But steel, once produced, must be processed to fuel the war industry, and the quality of the tools used to work the metal affects heavy industry, shipbuilding, the aeronautical industry and the entire defense sector. The Russian machine tool industry was already lagging in the 1980s, but after the collapse of the Soviet Union in 1991, it simply disappeared. Russia's total dependence on imports would make computer numerical control (CNC) machine tools a candidate for sanctions that would be highly effective, as they would bring Russian economic development to a halt, or at least severely slow the pace of growth. A blanket ban on all exports of precision machine tools to Russia would have devastating effects.

But Russian customs declarations show that Chinese manufacturers shipped $68 million worth of machine tools in July compared to just $6.5 million in February 2022, the start of the invasion of Ukraine: again the Russia, deprived of access to European machinery, had no choice but to rely on China.
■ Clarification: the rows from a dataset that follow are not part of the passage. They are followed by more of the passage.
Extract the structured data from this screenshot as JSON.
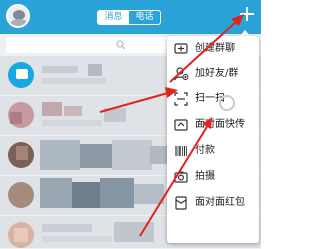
{
  "header": {
    "tabs": [
      {
        "label": "消息",
        "active": true
      },
      {
        "label": "电话",
        "active": false
      }
    ],
    "plus_icon": "plus-icon",
    "avatar_icon": "user-avatar"
  },
  "search": {
    "icon": "search-icon"
  },
  "menu": {
    "items": [
      {
        "label": "创建群聊",
        "icon": "group-chat-icon"
      },
      {
        "label": "加好友/群",
        "icon": "add-friend-icon"
      },
      {
        "label": "扫一扫",
        "icon": "scan-icon"
      },
      {
        "label": "面对面快传",
        "icon": "face-transfer-icon"
      },
      {
        "label": "付款",
        "icon": "payment-icon"
      },
      {
        "label": "拍摄",
        "icon": "camera-icon"
      },
      {
        "label": "面对面红包",
        "icon": "red-envelope-icon"
      }
    ]
  },
  "colors": {
    "header_bg": "#2aa3d8",
    "annotation_arrow": "#e0231e",
    "menu_bg": "#ffffff"
  }
}
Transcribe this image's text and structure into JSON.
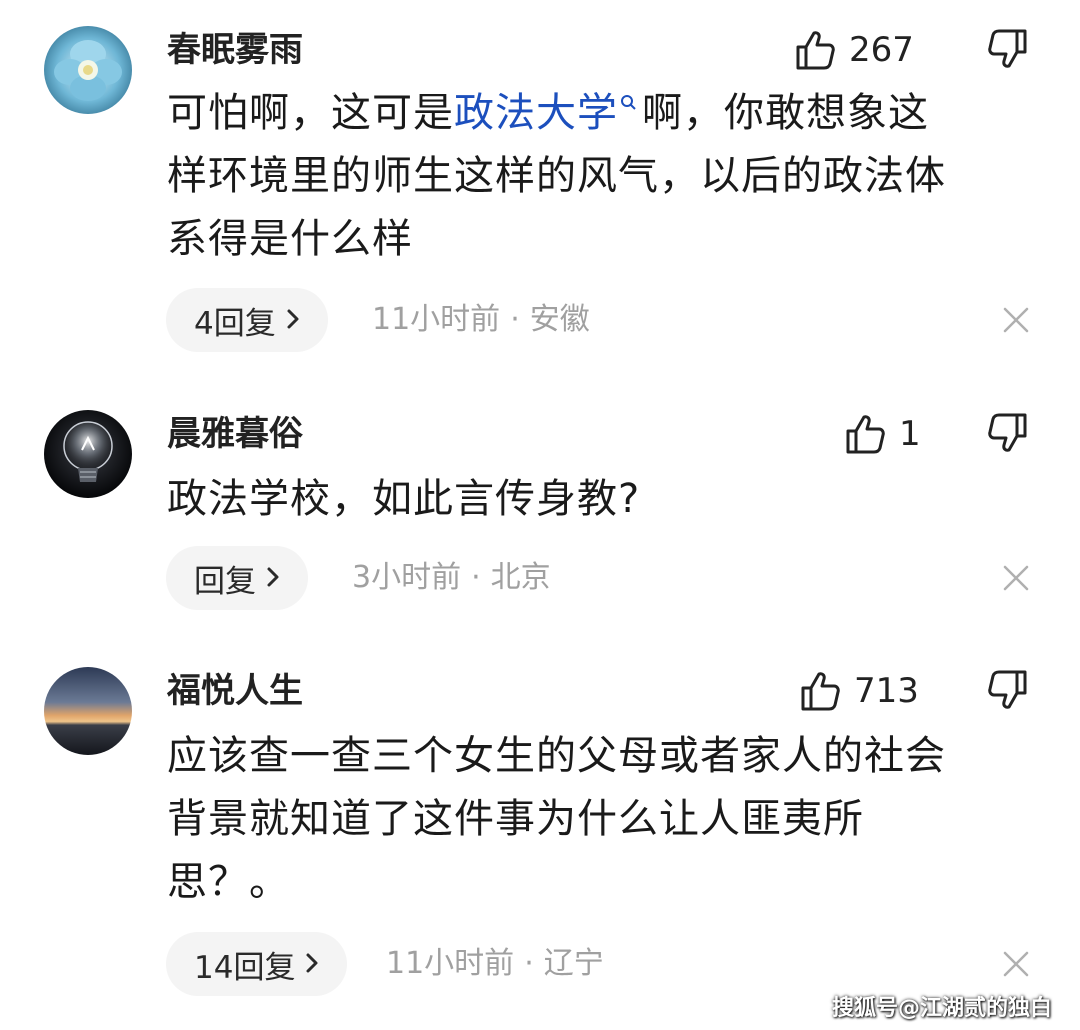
{
  "comments": [
    {
      "username": "春眠雾雨",
      "likes": "267",
      "content": {
        "line1_pre": "可怕啊，这可是",
        "line1_link": "政法大学",
        "line1_post": "啊，你敢想象这",
        "line2": "样环境里的师生这样的风气，以后的政法体",
        "line3": "系得是什么样"
      },
      "reply_label": "4回复",
      "time": "11小时前",
      "location": "安徽"
    },
    {
      "username": "晨雅暮俗",
      "likes": "1",
      "content": {
        "line1": "政法学校，如此言传身教?"
      },
      "reply_label": "回复",
      "time": "3小时前",
      "location": "北京"
    },
    {
      "username": "福悦人生",
      "likes": "713",
      "content": {
        "line1": "应该查一查三个女生的父母或者家人的社会",
        "line2": "背景就知道了这件事为什么让人匪夷所",
        "line3": "思？。"
      },
      "reply_label": "14回复",
      "time": "11小时前",
      "location": "辽宁"
    }
  ],
  "meta_separator": "·",
  "watermark": "搜狐号@江湖贰的独白",
  "colors": {
    "link": "#1c4fbd",
    "meta": "#a0a0a0",
    "pill_bg": "#f4f4f4"
  }
}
Of course, Chinese technology is not yet at the level of German or Japanese technology and its tools tend to be at the low end of the sophistication spectrum but the government is investing heavily in research and development and the resulting economy of scale could help as an accelerator to Beijing's efforts.

Change in the value and volume of Chinese exports to Russia in some sanctioned goods. The machine tool sector is highlighted in redInstitute for Emerging Economies of the Bank of Finland

Yet this type of technology transfer is not as immediate as one might assume: Russia's high-tech military factories, which have based their production processes on the characteristics of Western manufacturers' tools, cannot, in the short term, replace them with less precise and accurate Chinese tools, based on different specifications, to replicate critical processes. Russian defense facilities are much more likely to exist today just starting to use Chinese CNC machine tools.

The hypotheses that Western sanctions are being circumvented and that the Russian arms industry continues to have machine tools produced in the European Union therefore appear to be well founded: Russian trade data show that machine tools produced in the EU continue to flow to Russia, which indicates that demand continues, despite the restrictions and associated logistical difficulties, exploiting Turkey as a hub for the transfer of Western-produced dual-use goods: a machine tool is a technology that can be used for both military and civilian purposes .

In reality, exports of CNC machine tools are just one example of how China and Russia are progressively involved in an ever deeper military-industrial partnership: recently Xi Jinping stated that annual bilateral trade with Russia has reached an all-time high of almost 200 billion dollars. Chinese exports to Russia rose to $110 billion in 2023: a 125% increase that offsets and exceeds the decline in goods from the West. While Beijing increases purchases at “favorable prices” of Russian energy exports new markets are opening up for Chinese companies to replace Western companies with crucial components for the Russian war machine.